The whole first half of the film is devoted to this story of Jack, Ma, and the occasional visit from Old Nick. The mid point of the film is the escape, and then the second half of the movie is about the recovery. It’s interesting and enjoyable, but nowhere near on the same level as the first half. This is where the movie starts to drop the ball a little bit, for the very first time. For one thing, we barely hear or learn about the kidnapper and what is happening to him, at all. Old Nick is pretty much taken on of the story. That’s a terrible mistake. If this is in any way a film about getting justice, then we should have at least learned about what happened to him. The movie should have ended with Ma being called to trial to testify against him or something. And the second half could have been in part about whether she had the strength to do that or not, and see him again.9None of that happens. The second half is simply about Ma recovering, and living with Jack at the home of her mother, where she grew up.
Ma’s parents are played by veteran actors Joan Allen and William H. Macy, and they are now divorced. That’s realistic and fine, for the parents to have gone through such a tough time when their daughter went missing, that they are no longer together.

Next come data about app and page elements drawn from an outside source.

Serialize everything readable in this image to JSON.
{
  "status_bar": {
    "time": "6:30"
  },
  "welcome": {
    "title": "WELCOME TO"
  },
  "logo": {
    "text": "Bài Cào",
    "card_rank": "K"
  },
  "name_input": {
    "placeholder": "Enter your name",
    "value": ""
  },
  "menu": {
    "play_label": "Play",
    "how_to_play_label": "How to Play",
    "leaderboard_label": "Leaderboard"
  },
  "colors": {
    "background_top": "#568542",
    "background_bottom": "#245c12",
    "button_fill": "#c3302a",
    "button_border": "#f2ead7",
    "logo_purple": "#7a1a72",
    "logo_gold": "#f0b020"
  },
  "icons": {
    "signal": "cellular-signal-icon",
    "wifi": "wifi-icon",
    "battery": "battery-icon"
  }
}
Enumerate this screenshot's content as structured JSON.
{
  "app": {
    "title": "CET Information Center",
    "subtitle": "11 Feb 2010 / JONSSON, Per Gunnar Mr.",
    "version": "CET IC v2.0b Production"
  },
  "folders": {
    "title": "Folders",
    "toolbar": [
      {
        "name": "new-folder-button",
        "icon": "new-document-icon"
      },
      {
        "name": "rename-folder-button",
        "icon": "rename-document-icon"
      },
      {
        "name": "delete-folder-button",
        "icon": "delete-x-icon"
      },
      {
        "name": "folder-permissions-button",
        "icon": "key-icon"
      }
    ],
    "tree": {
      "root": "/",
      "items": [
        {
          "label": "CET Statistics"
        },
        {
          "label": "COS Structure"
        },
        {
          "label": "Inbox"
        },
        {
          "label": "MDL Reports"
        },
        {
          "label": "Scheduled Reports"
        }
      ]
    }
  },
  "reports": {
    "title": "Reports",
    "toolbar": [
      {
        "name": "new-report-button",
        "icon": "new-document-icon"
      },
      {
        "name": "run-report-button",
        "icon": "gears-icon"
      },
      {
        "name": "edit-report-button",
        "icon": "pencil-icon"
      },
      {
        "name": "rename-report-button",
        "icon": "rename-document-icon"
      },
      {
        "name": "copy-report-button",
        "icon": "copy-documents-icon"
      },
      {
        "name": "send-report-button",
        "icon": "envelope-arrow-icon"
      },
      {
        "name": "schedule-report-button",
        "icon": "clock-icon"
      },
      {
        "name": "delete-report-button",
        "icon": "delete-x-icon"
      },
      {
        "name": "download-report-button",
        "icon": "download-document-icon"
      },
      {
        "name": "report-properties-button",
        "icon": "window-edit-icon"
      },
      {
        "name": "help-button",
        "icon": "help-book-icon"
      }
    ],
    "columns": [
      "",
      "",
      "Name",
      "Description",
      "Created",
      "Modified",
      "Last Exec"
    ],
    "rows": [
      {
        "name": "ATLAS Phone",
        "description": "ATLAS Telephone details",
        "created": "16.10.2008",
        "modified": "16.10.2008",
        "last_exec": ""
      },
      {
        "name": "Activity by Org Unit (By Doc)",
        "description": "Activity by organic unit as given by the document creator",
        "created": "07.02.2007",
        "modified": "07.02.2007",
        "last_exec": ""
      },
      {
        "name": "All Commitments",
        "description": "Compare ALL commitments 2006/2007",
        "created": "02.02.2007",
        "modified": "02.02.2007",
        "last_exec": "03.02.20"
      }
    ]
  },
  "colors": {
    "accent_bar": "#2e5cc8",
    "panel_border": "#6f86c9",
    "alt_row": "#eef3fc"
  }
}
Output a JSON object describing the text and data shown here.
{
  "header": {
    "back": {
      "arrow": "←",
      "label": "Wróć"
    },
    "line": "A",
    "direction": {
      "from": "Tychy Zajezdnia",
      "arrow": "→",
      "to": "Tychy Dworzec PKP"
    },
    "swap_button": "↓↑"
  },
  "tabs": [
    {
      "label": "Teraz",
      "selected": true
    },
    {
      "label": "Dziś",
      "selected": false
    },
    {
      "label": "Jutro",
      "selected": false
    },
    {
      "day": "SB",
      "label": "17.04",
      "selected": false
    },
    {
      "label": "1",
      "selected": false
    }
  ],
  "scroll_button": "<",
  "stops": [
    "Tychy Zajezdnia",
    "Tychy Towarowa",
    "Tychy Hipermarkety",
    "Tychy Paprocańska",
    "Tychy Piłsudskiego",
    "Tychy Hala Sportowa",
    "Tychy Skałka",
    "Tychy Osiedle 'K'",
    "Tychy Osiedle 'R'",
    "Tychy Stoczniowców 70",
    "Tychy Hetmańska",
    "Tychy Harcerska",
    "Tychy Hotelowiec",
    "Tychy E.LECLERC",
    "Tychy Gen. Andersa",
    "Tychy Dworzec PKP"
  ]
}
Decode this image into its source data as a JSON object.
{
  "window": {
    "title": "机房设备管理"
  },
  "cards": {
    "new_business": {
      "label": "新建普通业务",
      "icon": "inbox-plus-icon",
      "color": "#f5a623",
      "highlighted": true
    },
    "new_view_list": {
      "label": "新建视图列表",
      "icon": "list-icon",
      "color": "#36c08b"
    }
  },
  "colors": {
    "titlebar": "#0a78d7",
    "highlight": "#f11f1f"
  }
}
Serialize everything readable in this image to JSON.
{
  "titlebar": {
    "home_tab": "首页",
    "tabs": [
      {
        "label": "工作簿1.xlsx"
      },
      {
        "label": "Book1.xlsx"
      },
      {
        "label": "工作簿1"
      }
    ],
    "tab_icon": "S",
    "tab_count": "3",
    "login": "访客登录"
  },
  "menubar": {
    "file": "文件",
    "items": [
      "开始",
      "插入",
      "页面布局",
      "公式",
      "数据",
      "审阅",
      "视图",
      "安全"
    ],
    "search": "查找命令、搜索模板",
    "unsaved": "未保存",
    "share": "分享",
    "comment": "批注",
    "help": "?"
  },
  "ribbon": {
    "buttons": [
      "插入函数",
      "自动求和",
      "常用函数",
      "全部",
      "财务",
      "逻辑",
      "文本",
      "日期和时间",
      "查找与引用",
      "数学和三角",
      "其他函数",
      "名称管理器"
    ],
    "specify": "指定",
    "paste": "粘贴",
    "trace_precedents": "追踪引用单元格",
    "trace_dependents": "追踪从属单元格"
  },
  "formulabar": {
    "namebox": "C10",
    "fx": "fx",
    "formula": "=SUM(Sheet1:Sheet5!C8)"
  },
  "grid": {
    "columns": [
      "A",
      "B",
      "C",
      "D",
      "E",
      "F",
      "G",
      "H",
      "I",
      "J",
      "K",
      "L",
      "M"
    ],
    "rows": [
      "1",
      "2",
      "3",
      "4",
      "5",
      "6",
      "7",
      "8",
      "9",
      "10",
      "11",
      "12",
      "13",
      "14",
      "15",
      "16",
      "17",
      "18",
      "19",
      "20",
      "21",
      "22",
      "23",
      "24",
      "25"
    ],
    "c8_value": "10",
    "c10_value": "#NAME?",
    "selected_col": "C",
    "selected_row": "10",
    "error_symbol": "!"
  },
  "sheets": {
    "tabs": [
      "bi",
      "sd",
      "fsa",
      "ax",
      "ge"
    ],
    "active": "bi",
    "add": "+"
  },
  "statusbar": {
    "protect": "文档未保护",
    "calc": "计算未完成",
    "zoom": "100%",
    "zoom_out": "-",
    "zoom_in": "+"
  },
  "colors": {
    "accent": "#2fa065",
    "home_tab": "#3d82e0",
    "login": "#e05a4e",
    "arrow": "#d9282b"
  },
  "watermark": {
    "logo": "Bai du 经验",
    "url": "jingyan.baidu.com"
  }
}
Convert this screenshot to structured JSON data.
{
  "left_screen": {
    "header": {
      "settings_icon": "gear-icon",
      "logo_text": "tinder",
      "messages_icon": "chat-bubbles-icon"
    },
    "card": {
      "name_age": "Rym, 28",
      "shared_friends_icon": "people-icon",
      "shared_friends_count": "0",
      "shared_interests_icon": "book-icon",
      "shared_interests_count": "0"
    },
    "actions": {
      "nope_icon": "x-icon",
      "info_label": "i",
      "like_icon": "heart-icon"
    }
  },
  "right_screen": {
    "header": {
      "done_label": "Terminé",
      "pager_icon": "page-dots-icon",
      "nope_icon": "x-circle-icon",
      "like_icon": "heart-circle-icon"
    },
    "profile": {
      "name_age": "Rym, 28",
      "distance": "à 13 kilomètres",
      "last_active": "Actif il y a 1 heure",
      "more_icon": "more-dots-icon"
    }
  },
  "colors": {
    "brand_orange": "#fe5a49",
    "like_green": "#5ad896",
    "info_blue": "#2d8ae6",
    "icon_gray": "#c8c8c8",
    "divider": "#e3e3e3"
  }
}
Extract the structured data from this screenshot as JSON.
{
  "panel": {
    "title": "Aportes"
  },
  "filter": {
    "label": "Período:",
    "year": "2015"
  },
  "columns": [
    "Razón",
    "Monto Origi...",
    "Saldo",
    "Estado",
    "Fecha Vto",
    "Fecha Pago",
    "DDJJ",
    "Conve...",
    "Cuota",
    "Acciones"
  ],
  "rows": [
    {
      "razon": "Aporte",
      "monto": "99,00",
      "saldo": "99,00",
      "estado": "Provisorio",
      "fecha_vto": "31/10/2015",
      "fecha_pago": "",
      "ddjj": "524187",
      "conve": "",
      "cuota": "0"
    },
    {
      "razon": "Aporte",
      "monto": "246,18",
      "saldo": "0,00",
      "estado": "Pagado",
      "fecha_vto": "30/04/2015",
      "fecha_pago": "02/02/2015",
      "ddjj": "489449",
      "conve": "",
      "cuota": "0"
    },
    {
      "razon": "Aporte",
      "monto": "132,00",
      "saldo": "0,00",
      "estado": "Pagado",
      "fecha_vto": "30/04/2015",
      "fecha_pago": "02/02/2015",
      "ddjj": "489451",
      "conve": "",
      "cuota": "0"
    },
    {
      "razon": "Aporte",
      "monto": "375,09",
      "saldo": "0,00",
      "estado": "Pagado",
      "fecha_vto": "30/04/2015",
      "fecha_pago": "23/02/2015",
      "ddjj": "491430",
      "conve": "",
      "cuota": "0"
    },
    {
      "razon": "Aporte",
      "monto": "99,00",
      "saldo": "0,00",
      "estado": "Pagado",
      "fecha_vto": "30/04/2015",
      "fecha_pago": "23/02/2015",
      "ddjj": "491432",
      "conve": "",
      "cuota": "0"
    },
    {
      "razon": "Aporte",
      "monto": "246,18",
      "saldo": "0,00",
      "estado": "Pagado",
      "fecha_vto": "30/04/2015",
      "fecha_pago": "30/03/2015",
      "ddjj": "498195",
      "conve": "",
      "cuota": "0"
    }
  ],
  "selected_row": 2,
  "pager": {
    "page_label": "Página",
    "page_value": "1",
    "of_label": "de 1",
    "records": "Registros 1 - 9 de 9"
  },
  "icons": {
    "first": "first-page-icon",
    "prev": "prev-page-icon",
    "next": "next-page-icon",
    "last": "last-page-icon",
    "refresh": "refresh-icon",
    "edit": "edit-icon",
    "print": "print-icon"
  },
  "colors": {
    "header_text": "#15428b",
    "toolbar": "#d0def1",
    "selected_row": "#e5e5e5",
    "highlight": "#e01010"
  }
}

And I love the subplot about how Macy can’t look at Jack because it reminds him of how her daughter was kidnapped, and how this boy is the son of the kidnapper. The only problem here is in a lack of resolution.We go from witnessing this problem with Macy to never hearing about him or the problem again. That’s another major mistake.
Maybe it’s a matter of that the movie just had so much on its plate. Especially in the second half. Aside from the storyline with the parents, (and Ma and her own mother have some conflict as well,) there’s also the television interview she does, which goes in unexpected directions, and then the depression Ma faces afterwards. The first half of the film was much more limited and restricted, and this resulted in much better results. Still, the movie as a whole is pretty incredible. It is fascinating and compelling. Brie Larson deserved her oscar for this film and the movie is not only emotional in all the right ways, but it is also extremely smart and creative. Despite some minor flaws in the second half, this movie is a real powerhouse of a film.